These Eminem lyrics inspired the title of my entry in Vocal’s “Mother’s Day Confessions” Challenge, “Cleaning Out My Closet.” In this personal essay,I come out as gay to her.

Writing competitions are key to gaining exposure for both emerging as well as established authors. The “Mother’s Day Confessions” Challenge encourages entrants to write either a nonfictional or fictional open letter between six hundred and five thousand words based on the prompt, “Hey, Mom. I never told you this before, but…”

The first-place winner walks away with two thousand five hundred dollars; second place, one thousand; and fifteen runners-up will receive fifty dollars each.

In the interest of full transparency, you do have to pay for a Vocal membership to participate in their challenges. Mine costs me ten dollars per month. But they do pay you three dollars and eighty cents for every thousand reads, and the audience who finds you through one of their communities can tip you directly.

If this sounds like a worthwhile investment for you, then I encourage you to visit vocal.media.

Maine poet writes through terminal cancer diagnosis

Nick Stone is a former corporate lawyer who started writing poetry in his retirement. In August, when he was diagnosed with stage four metastatic prostate cancer and given twenty months to live, he decided to keep writing.

Eighty-nine-year-old Nick Stone has written dozens of pages of “left-brain” work, such as legal briefs and filings, for decades. However, the Portland Press Herald reports that he started engaging the right side of his brain when he composed poetry for the first time after retiring to Maine from his career as a corporate lawyer in Boston. Now that he’s diagnosed with metastatic prostate cancer and has just months left to live, “Stone only wants to keep writing.”

It is almost otherworldly, what comfort writing can bring – even to the dying. Stone’s poetry gives him something to come alive for. No matter how late in life it is – even near the end – a writer’s time can come.

Program in Iowa encourages fifth-grade students to write about the environment

This next generation will face the most direct impact from climate change, young people of color most of all. That is why the Iowa Youth Writing Project’s latest program, Writing on the Environment, is working to engage elementary schoolers in Iowa City with this reality.

On a field trip to the park at Cangleska Wakan in early May, students from Iowa City Community School District were tasked with composing nature journals, eco-poems, and nonfiction about their experience. According to the Iowa City Press-Citizen, “It was part of the Iowa Youth Writing Project’s new program, Writing on the Environment, which invites students to write about the subject through lessons and exploration.” Three schools were selected for this initiative based upon their student populations who “may have higher economic need and those with more students of color,” since “‘communities of color are more affected by issues of climate change'” and “‘if we want to make a difference, make inroads in addressing those problems, we need to make sure that those communities are involved in finding solutions,'” says Patrick Snyder, elementary science and social studies coordinator with ICCSD.

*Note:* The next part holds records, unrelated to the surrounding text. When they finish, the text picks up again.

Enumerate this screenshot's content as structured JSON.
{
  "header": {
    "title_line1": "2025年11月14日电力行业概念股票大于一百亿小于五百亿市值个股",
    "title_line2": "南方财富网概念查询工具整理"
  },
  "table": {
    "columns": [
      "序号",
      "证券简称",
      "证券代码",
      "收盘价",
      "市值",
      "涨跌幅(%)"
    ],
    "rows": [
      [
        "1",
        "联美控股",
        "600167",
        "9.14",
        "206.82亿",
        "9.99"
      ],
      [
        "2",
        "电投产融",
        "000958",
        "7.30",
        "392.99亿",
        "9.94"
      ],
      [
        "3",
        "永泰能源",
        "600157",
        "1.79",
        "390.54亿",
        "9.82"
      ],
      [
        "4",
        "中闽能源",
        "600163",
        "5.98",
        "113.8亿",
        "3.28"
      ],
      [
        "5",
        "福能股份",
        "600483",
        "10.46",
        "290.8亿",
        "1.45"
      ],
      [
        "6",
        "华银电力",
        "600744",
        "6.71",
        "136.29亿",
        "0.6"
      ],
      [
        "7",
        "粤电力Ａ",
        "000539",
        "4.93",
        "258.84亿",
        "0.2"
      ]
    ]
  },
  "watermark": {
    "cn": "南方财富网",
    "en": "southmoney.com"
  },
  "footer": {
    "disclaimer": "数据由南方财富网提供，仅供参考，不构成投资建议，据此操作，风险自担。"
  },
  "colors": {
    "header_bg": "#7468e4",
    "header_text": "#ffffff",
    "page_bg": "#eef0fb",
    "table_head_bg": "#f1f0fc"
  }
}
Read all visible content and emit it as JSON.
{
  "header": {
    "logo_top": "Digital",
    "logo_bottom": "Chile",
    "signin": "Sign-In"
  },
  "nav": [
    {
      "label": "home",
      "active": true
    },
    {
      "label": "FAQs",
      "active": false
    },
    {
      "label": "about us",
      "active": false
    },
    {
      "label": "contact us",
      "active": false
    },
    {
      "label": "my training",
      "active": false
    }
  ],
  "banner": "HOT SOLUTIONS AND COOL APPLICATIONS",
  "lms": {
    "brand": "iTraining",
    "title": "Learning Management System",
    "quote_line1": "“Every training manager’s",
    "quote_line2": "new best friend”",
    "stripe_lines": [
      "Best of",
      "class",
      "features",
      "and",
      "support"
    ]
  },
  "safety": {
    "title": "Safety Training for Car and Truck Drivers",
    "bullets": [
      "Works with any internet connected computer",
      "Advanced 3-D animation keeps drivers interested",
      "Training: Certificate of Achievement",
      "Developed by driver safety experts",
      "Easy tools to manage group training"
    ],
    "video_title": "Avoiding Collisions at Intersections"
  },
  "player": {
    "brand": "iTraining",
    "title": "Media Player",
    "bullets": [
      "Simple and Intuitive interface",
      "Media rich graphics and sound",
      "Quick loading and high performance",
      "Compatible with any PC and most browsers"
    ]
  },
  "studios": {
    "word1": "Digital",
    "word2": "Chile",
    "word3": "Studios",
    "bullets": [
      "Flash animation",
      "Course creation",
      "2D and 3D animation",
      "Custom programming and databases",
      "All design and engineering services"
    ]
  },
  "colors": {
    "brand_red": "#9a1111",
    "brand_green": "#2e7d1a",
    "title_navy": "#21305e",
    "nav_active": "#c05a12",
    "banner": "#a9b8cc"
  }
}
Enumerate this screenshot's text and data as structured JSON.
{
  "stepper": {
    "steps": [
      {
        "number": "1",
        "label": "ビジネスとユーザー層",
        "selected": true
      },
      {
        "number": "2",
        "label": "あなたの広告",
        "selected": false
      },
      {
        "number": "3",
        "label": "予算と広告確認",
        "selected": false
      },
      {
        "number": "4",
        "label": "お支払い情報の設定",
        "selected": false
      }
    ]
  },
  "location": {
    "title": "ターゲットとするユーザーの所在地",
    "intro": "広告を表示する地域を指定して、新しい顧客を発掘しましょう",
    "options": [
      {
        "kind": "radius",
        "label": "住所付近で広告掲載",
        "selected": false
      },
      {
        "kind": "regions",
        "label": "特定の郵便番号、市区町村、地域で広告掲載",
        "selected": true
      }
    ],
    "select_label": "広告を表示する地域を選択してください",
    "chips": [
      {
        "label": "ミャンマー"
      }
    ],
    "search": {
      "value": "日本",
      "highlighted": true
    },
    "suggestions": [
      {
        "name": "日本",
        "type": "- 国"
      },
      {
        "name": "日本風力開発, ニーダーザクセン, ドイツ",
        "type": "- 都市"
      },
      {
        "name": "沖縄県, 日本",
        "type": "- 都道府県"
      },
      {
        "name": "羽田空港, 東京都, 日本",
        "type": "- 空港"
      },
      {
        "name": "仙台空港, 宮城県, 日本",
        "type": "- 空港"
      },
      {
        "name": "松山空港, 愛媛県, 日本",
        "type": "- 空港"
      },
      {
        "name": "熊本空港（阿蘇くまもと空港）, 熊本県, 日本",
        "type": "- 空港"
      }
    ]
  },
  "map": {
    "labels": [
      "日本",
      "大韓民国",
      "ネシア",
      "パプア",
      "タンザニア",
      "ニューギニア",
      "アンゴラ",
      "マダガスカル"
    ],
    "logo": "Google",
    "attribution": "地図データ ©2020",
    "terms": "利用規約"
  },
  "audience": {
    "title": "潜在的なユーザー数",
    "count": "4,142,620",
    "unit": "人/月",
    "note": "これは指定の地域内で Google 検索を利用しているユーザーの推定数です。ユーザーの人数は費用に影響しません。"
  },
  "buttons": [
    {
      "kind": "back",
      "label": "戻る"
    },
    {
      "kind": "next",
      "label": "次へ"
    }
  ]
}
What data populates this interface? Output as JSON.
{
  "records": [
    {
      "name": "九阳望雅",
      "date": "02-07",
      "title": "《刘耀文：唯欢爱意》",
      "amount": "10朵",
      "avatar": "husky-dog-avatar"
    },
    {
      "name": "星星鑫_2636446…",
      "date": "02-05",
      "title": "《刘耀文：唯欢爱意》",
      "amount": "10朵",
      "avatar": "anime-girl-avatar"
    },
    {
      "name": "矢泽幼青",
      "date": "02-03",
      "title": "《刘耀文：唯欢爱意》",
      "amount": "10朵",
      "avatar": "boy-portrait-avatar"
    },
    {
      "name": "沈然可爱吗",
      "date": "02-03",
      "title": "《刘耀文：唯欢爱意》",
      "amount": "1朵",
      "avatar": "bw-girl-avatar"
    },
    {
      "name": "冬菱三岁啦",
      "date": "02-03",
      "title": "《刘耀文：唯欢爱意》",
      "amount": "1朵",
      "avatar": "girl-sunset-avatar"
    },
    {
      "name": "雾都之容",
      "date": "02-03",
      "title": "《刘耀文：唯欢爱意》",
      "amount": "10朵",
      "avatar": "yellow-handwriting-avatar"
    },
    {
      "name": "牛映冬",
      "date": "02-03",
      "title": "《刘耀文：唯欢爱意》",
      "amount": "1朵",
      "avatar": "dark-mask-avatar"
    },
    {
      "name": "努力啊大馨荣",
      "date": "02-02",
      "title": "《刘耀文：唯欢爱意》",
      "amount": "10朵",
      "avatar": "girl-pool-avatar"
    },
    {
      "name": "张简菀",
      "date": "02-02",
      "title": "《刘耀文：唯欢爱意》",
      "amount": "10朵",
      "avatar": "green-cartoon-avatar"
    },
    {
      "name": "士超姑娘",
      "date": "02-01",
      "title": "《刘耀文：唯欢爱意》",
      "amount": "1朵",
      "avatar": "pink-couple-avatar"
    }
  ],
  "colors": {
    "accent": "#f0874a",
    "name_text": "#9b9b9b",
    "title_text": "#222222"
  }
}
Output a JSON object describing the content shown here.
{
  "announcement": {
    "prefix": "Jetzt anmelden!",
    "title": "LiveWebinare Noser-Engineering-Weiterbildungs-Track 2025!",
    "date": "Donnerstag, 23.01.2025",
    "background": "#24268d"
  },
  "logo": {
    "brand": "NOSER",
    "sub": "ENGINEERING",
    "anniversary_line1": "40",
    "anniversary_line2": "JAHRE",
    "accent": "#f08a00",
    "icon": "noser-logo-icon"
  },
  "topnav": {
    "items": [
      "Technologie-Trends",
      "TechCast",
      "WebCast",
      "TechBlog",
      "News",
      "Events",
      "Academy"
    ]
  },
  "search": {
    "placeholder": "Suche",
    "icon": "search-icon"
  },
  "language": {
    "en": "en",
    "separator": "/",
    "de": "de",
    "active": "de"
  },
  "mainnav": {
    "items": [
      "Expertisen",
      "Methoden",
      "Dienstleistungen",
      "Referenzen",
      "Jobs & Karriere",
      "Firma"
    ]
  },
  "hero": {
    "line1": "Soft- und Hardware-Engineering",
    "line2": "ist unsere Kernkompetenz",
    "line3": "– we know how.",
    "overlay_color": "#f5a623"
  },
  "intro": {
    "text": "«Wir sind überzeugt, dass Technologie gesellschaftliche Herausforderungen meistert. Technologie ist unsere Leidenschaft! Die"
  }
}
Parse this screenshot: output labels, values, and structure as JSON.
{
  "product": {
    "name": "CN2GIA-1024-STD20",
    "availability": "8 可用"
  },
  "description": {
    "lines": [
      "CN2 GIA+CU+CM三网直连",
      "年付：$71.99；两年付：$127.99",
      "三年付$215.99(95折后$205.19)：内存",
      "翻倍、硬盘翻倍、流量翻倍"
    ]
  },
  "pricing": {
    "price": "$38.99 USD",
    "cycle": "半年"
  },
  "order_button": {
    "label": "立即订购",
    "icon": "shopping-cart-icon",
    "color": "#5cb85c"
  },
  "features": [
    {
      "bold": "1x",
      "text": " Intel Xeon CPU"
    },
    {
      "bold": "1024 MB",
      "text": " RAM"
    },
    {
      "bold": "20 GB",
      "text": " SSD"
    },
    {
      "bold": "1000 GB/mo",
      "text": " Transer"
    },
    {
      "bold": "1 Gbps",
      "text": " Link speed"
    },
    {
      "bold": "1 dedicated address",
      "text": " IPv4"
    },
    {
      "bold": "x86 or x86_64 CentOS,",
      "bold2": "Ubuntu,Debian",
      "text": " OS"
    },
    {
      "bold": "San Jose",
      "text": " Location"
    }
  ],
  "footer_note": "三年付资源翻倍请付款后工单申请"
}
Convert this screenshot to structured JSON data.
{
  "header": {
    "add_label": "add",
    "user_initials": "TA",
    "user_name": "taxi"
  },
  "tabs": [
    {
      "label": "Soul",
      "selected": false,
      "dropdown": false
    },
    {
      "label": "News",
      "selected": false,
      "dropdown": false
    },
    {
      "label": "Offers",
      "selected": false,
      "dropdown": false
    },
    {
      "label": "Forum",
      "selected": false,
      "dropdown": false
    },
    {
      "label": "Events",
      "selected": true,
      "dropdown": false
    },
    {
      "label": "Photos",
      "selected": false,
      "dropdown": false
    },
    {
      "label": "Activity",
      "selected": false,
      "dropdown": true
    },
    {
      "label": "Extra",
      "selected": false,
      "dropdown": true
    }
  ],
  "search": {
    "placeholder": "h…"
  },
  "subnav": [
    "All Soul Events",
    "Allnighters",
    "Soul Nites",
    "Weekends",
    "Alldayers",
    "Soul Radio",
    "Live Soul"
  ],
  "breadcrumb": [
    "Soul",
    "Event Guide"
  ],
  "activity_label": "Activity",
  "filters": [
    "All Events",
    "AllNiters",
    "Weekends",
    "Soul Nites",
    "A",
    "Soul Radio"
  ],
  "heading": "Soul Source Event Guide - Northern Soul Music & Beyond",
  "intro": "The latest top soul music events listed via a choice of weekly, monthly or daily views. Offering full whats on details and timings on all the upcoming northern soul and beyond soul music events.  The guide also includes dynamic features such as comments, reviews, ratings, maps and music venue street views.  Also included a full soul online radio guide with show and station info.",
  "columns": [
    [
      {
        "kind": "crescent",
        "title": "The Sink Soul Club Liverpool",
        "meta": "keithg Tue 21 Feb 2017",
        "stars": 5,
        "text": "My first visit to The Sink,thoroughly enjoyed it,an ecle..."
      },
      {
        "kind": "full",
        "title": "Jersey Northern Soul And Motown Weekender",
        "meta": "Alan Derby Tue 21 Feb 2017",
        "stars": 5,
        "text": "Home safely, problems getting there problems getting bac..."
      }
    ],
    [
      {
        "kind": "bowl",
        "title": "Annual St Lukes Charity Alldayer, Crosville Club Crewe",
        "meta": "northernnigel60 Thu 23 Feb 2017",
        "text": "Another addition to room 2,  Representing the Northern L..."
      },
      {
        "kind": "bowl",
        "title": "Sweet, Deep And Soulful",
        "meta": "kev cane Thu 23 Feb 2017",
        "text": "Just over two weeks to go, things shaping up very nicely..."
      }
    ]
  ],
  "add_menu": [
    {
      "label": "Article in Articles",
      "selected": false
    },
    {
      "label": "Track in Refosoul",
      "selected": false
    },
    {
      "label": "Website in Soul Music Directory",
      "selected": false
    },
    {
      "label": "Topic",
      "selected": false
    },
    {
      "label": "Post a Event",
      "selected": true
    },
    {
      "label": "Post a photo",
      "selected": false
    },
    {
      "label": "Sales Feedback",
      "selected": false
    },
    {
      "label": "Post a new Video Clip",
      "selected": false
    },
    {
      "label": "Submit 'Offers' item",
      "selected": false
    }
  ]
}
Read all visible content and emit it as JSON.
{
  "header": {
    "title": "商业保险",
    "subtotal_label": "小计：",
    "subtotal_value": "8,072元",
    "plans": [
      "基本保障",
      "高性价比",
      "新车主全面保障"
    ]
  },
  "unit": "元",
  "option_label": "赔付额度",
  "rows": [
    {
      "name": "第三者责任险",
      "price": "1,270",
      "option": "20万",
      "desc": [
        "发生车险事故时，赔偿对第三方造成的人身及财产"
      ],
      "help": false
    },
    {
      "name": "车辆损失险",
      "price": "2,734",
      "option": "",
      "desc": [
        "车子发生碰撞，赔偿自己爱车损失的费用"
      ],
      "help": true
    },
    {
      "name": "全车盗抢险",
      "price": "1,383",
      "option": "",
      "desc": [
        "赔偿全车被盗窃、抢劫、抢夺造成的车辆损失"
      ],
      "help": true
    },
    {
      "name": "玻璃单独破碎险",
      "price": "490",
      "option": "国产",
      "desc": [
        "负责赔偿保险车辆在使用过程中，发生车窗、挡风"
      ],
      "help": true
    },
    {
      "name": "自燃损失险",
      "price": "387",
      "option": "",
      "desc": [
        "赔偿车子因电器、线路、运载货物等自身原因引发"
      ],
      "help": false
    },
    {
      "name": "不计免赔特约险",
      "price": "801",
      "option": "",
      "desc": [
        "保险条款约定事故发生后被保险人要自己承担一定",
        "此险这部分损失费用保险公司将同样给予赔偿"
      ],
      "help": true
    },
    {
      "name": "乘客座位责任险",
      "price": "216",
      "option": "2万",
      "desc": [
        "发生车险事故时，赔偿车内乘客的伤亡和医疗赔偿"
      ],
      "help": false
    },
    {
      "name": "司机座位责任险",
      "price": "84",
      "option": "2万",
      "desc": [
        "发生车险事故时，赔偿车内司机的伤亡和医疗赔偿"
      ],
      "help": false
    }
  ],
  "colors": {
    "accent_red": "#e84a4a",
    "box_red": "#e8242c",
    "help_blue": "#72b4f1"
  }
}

Everyone reading this should applaud the IYWP for recognizing the intersection between science, literature, and social studies, as well as how critical that overlap is to inspiring meaningful action. Indeed, Melanie Hester, a fifth grade teacher at Alexander Elementary School for the past seven years, “observed how one of her students, who has ‘barely’ spoken throughout the year, ended up leading his group through the trail and back to its meeting spot.” With this kind of encouragement, children like that can grow up empowered to overcome otherwise insurmountable challenges for the good of all.